Providing these services gives both the retail clinics and pharmacies an opportunity to enhance revenue by expanding patient care services while improving health at the patient and population levels. In the United Kingdom, some pharmacies are providing certain tests, such as on-the-spot throat swab tests, at a cost of £9.50 with the goal of creating an alternative revenue stream while providing additional patient services and assisting in removing costs from the healthcare system.  The Pharmacist also has the opportunity to provide advice about managing their condition and recommend products to help with symptomatic relief.

In the U.S., a June 2018 article published by Pharmacy Times detailed a survey in which 69% of responding pharmacists would be willing to perform point-of-care testing in a community pharmacy setting. And more respondents, 86%, would be willing to recommend appropriate treatment for influenza and streptococcal pharyngitis, indicating they have the knowledge and skills to do so.
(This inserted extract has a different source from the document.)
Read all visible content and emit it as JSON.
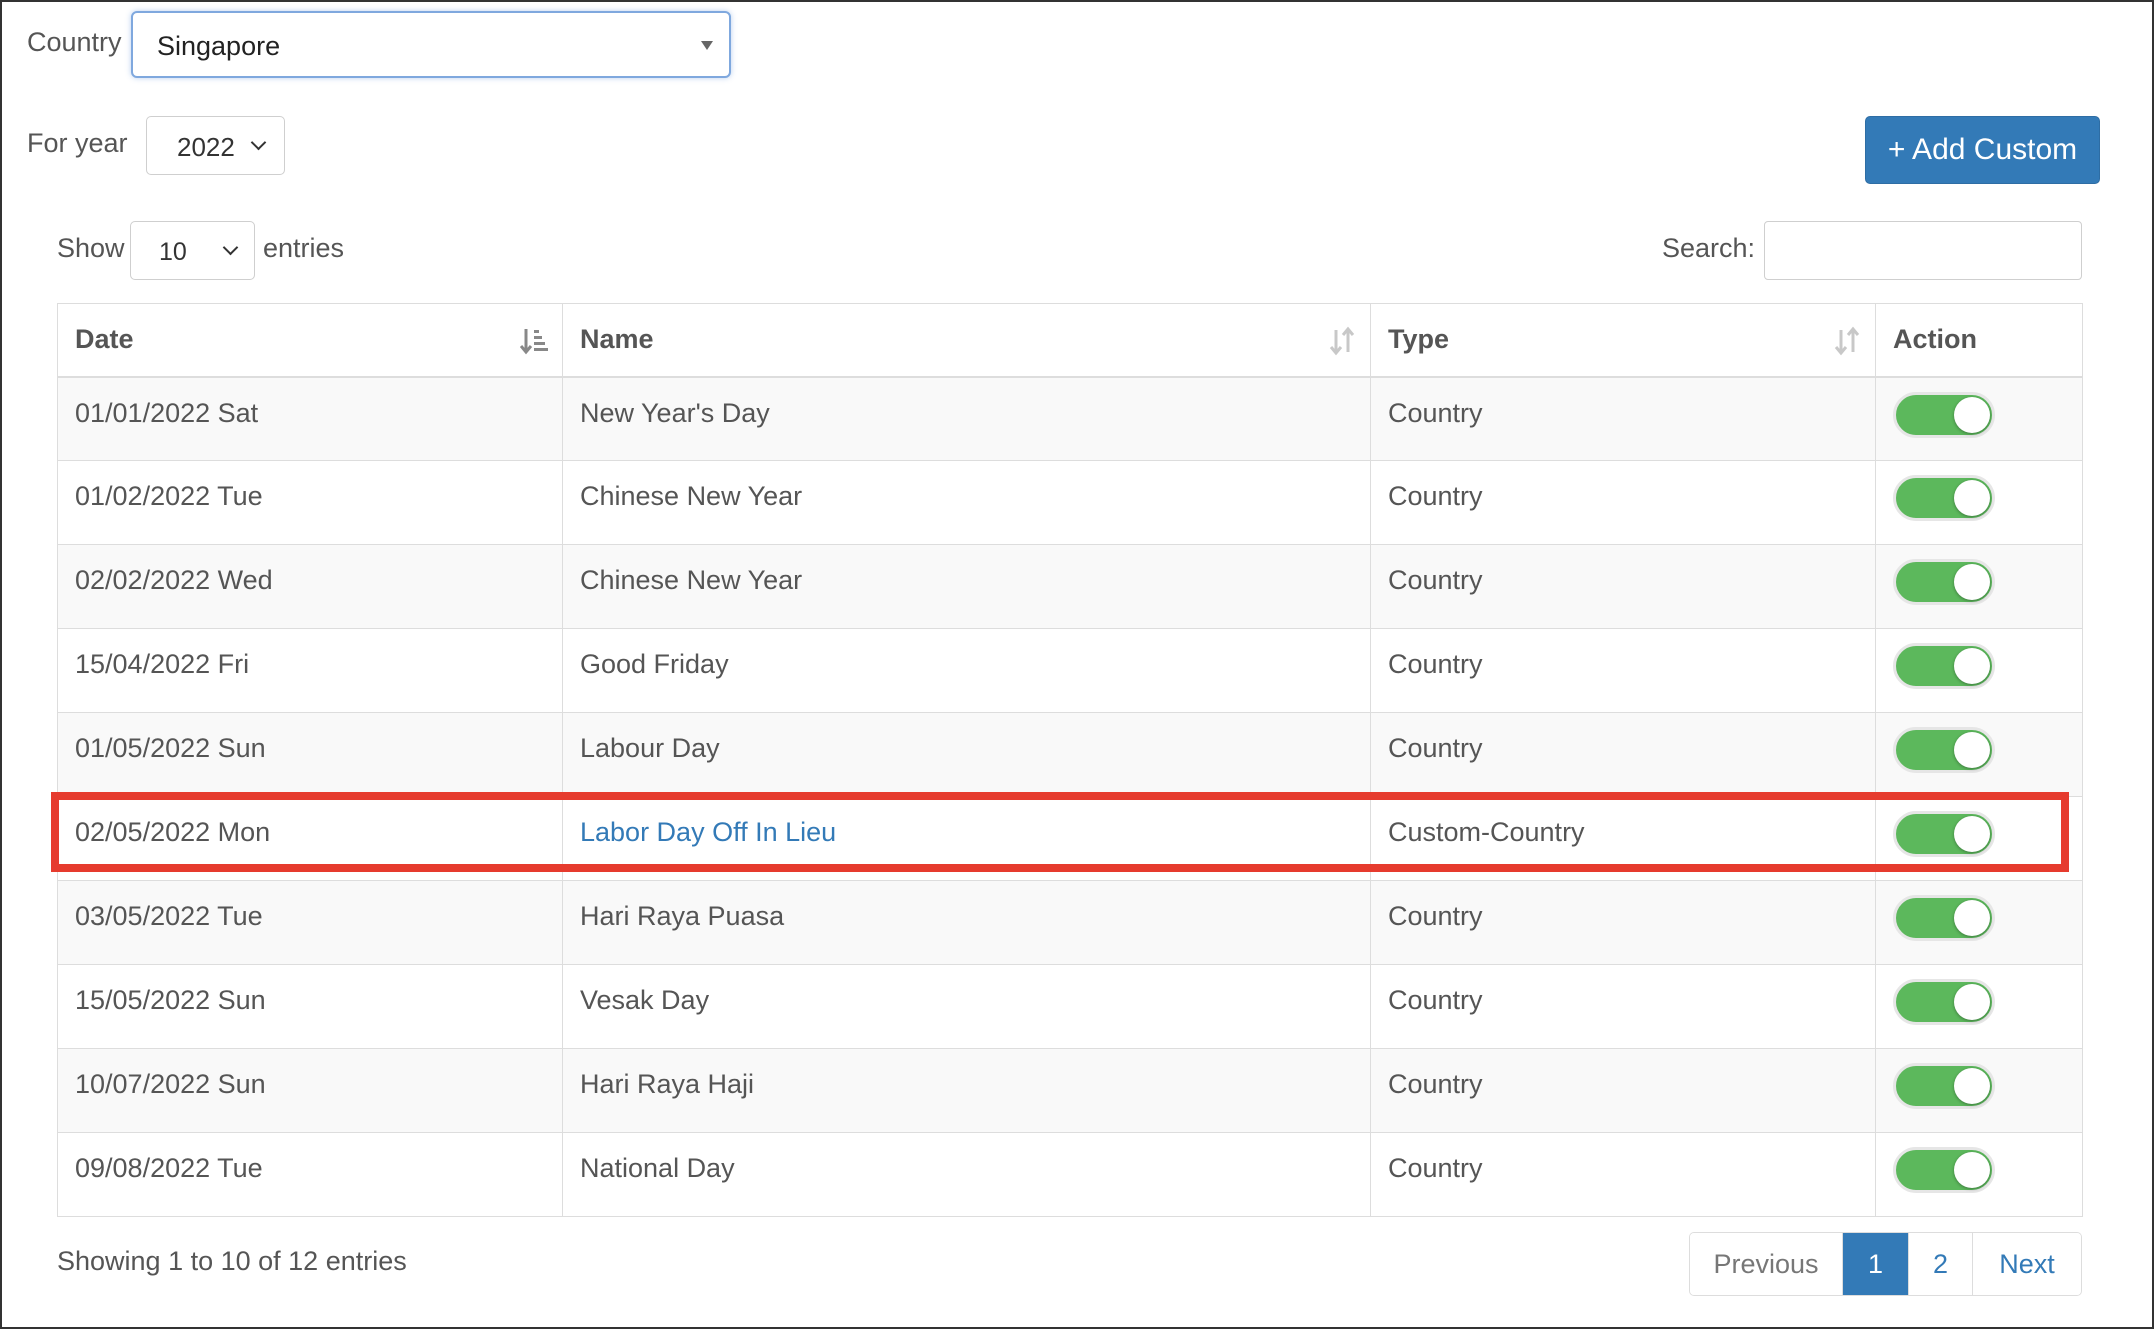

But aren’t pharmacies already increasing revenue by providing vaccinations, such as the flu vaccine? In fact, according to the National Community Pharmacists Association, point-of-care testing is predicted to exceed immunizations as a driver of revenue for community pharmacies. Opportunities include acute infectious testing (flu and strep A), chronic disease screening (HIV, Hepatitis C, lipids), and chronic disease monitoring (diabetes and anticoagulation therapy).
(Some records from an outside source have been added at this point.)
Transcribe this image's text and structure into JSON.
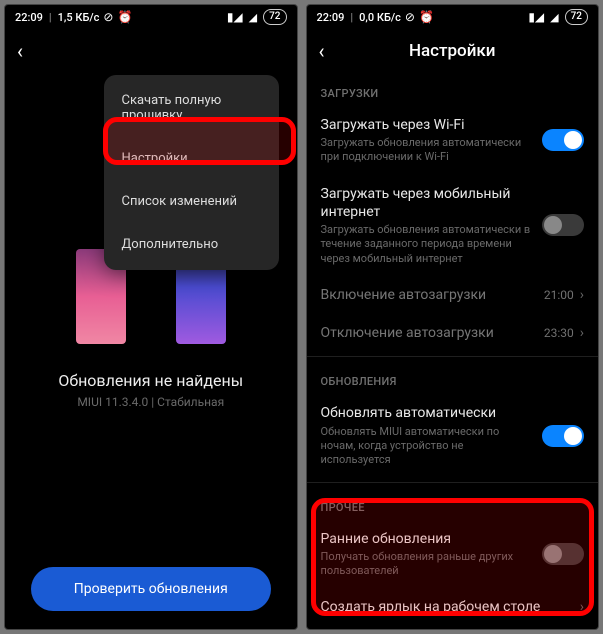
{
  "left": {
    "status": {
      "time": "22:09",
      "net": "1,5 КБ/с",
      "battery": "72"
    },
    "menu": {
      "items": [
        "Скачать полную прошивку",
        "Настройки",
        "Список изменений",
        "Дополнительно"
      ]
    },
    "status_text": "Обновления не найдены",
    "version": "MIUI 11.3.4.0 | Стабильная",
    "button": "Проверить обновления"
  },
  "right": {
    "status": {
      "time": "22:09",
      "net": "0,0 КБ/с",
      "battery": "72"
    },
    "title": "Настройки",
    "sections": {
      "downloads": {
        "label": "ЗАГРУЗКИ",
        "wifi": {
          "title": "Загружать через Wi-Fi",
          "desc": "Загружать обновления автоматически при подключении к Wi-Fi"
        },
        "mobile": {
          "title": "Загружать через мобильный интернет",
          "desc": "Загружать обновления автоматически в течение заданного периода времени через мобильный интернет"
        },
        "on_label": "Включение автозагрузки",
        "on_value": "21:00",
        "off_label": "Отключение автозагрузки",
        "off_value": "23:30"
      },
      "updates": {
        "label": "ОБНОВЛЕНИЯ",
        "auto": {
          "title": "Обновлять автоматически",
          "desc": "Обновлять MIUI автоматически по ночам, когда устройство не используется"
        }
      },
      "other": {
        "label": "ПРОЧЕЕ",
        "early": {
          "title": "Ранние обновления",
          "desc": "Получать обновления раньше других пользователей"
        },
        "shortcut": {
          "title": "Создать ярлык на рабочем столе"
        }
      }
    }
  }
}
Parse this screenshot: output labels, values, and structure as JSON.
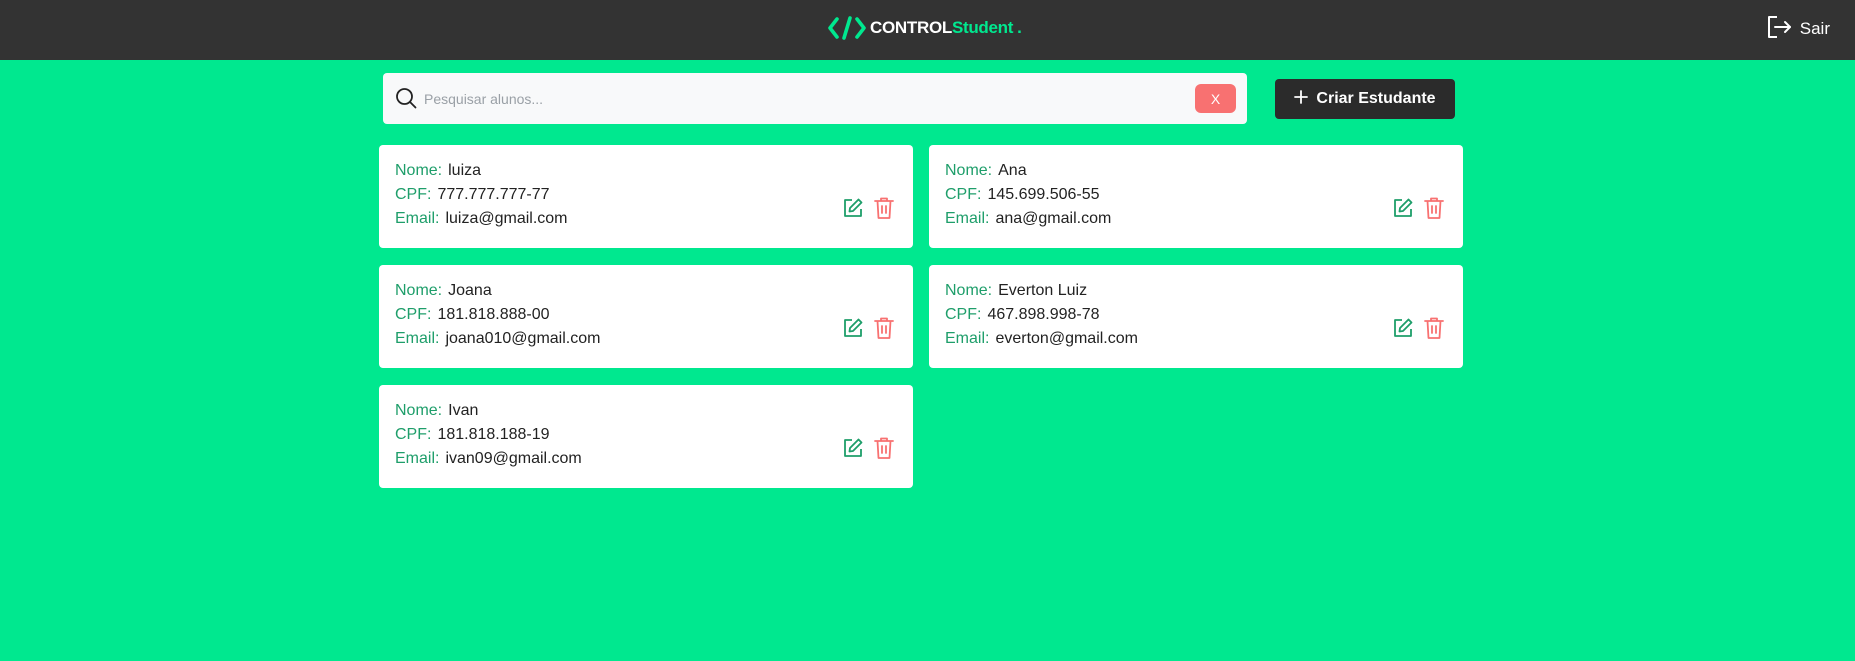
{
  "header": {
    "logo_control": "CONTROL",
    "logo_student": "Student",
    "logo_dot": ".",
    "logout_label": "Sair"
  },
  "search": {
    "placeholder": "Pesquisar alunos...",
    "value": "",
    "clear_label": "X"
  },
  "create_button_label": "Criar Estudante",
  "labels": {
    "name": "Nome:",
    "cpf": "CPF:",
    "email": "Email:"
  },
  "students": [
    {
      "name": "luiza",
      "cpf": "777.777.777-77",
      "email": "luiza@gmail.com"
    },
    {
      "name": "Ana",
      "cpf": "145.699.506-55",
      "email": "ana@gmail.com"
    },
    {
      "name": "Joana",
      "cpf": "181.818.888-00",
      "email": "joana010@gmail.com"
    },
    {
      "name": "Everton Luiz",
      "cpf": "467.898.998-78",
      "email": "everton@gmail.com"
    },
    {
      "name": "Ivan",
      "cpf": "181.818.188-19",
      "email": "ivan09@gmail.com"
    }
  ],
  "icons": {
    "logo": "code-icon",
    "logout": "logout-icon",
    "search": "search-icon",
    "create": "plus-icon",
    "edit": "edit-icon",
    "delete": "trash-icon"
  },
  "colors": {
    "background": "#00e88f",
    "header": "#333333",
    "accent": "#00e88f",
    "label": "#1e9e6a",
    "delete": "#f87171",
    "create_button": "#2b2b2b"
  }
}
The Fight Against AMR

Antimicrobial resistance (AMR) is the ability of a microbe to withstand drugs previously used against them. While some may believe this is a distant threat, it’s a very real and current problem. The CDC estimates that two million Americans are infected with antibiotic-resistant bacteria every year, and there are over 44,000 deaths annually from sepsis in the U.K.

Point-of-care testing is a powerful tool available in the fight against AMR. Because the AMR crisis is driven in part by the over-prescribing of antibiotics a single use, rapid test can aid decision-making before medication is prescribed, and can prevent the unnecessary use of an antibiotic.
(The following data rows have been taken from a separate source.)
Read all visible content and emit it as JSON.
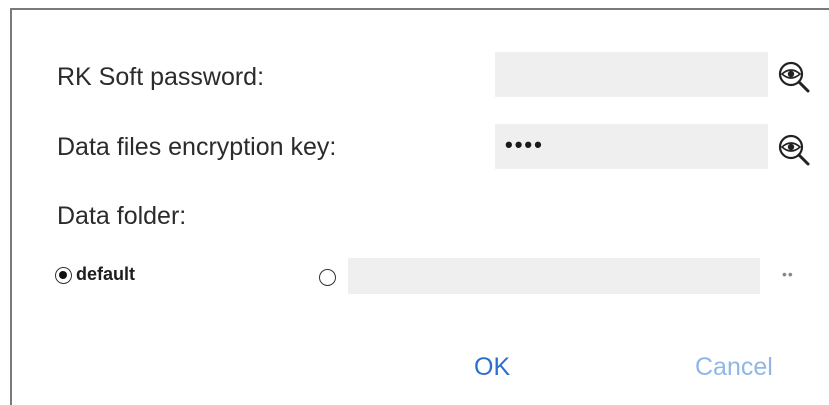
{
  "form": {
    "password_label": "RK Soft password:",
    "password_value": "",
    "key_label": "Data files encryption key:",
    "key_value": "••••",
    "folder_label": "Data folder:",
    "default_option_label": "default",
    "default_selected": true,
    "custom_path_value": "",
    "browse_label": "••"
  },
  "buttons": {
    "ok_label": "OK",
    "cancel_label": "Cancel"
  },
  "colors": {
    "field_bg": "#efefef",
    "ok_color": "#2a6fd0",
    "cancel_color": "#8fb7e6",
    "text": "#2b2b2b"
  },
  "icons": {
    "reveal_password": "eye-magnifier-icon",
    "reveal_key": "eye-magnifier-icon"
  }
}
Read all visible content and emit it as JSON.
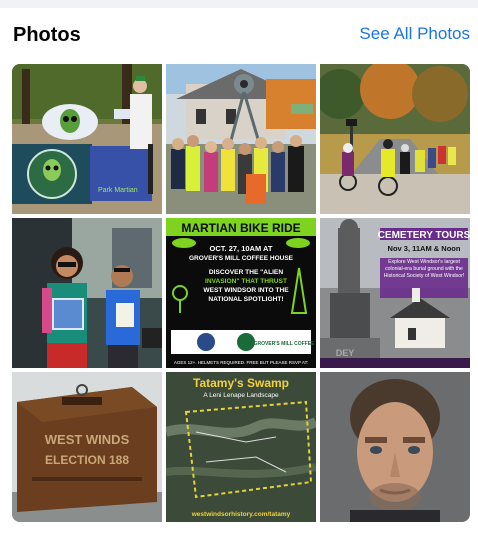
{
  "section": {
    "title": "Photos",
    "see_all_label": "See All Photos"
  },
  "photos": [
    {
      "id": "p1",
      "alt": "Green alien mascot at an outdoor booth with alien banners",
      "banner_text": "Park Martian"
    },
    {
      "id": "p2",
      "alt": "Group of people posing under a tall alien tripod sculpture"
    },
    {
      "id": "p3",
      "alt": "Cyclists riding along an autumn road"
    },
    {
      "id": "p4",
      "alt": "Woman and boy holding flyers in front of a cafe"
    },
    {
      "id": "p5",
      "alt": "Martian Bike Ride event poster",
      "title": "MARTIAN BIKE RIDE",
      "date": "OCT. 27, 10AM AT",
      "venue": "GROVER'S MILL COFFEE HOUSE",
      "line1": "DISCOVER THE \"ALIEN",
      "line2": "INVASION\" THAT THRUST",
      "line3": "WEST WINDSOR INTO THE",
      "line4": "NATIONAL SPOTLIGHT!",
      "footer": "AGES 12+. HELMETS REQUIRED. FREE BUT PLEASE RSVP AT:",
      "sponsor": "GROVER'S MILL COFFEE"
    },
    {
      "id": "p6",
      "alt": "Cemetery tours event poster",
      "title": "CEMETERY TOURS",
      "when": "Nov 3, 11AM & Noon",
      "body": "Explore West Windsor's largest colonial-era burial ground with the Historical Society of West Windsor!"
    },
    {
      "id": "p7",
      "alt": "Antique wooden ballot box",
      "box_text_1": "WEST WINDS",
      "box_text_2": "ELECTION 188"
    },
    {
      "id": "p8",
      "alt": "Map of Tatamy's Swamp",
      "title": "Tatamy's Swamp",
      "subtitle": "A Leni Lenape Landscape",
      "url": "westwindsorhistory.com/tatamy"
    },
    {
      "id": "p9",
      "alt": "Portrait photo of a man"
    }
  ],
  "colors": {
    "link": "#1b74e4",
    "title": "#050505",
    "card": "#ffffff",
    "page_bg": "#f0f2f5",
    "poster_green": "#7ed321",
    "poster_purple": "#6a2c8c"
  }
}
Small Opportunities are Often the Beginning…

… of great enterprises. Or so said Athenian orator Demosthenes! The Association of American Medical Colleges reports that the U.S. could see a shortage of up to 120,000 physicians by 2030, and a shortage of between 42,600 and 121,300 physicians by the end of the next decade. This is further impacted by an increasing and aging population—the number of individuals over age 65 will increase 50% by 2030! In the U.K., a recent national survey of family doctors found that almost two in five are likely to quit direct patient care within five years.

This shortage of primary care providers, along with improvements in technology, have created an opportunity. An opportunity for pharmacists to expand their role in disease management, screening services and better health outcomes.

In the U.S., pharmacies are currently the fourth highest-ranking facility of CLIA-waived laboratories with 10,838 locations. That’s over 10,000 opportunities for expanded availability of point-of-care diagnostic testing that could benefit the patient, physicians, and pharmacies, with added benefits such as reducing the spread of infection and reducing the risk of AMR.

Patient Perspective

We know opportunity exists, and we know many pharmacists are interested in grasping this opportunity, but what do patients think? For the patient, it’s all about convenience and accessibility. Pharmacy point-of-care testing provides expanded hours and less time waiting, the convenience of walk-in availability, lower costs (in some countries), and the ability to get medication more quickly. For the patient, what’s not to love?

Meeting Future Needs

With shortages of laboratorians and physicians, this can be a dynamic opportunity for point-of-care testing. The use of sensitive and specific rapid tests has an important role to play in various locations for early diagnosis and treatment.

Sekisui Diagnostics offers several solutions that pharmacies worldwide can use to expand their offerings, including the OSOM® Ultra Flu A&B TestOSOM® Strep A TestOSOM® RSV/Adeno Test (for Respiratory Syncytial Virus (RSV) and/or Adenovirus),  OSOM® Trichomonas Test (Trichomonas vaginalis), and OSOM® BVBLUE® Test (bacterial vaginosis)*.

*Some products are not available in all markets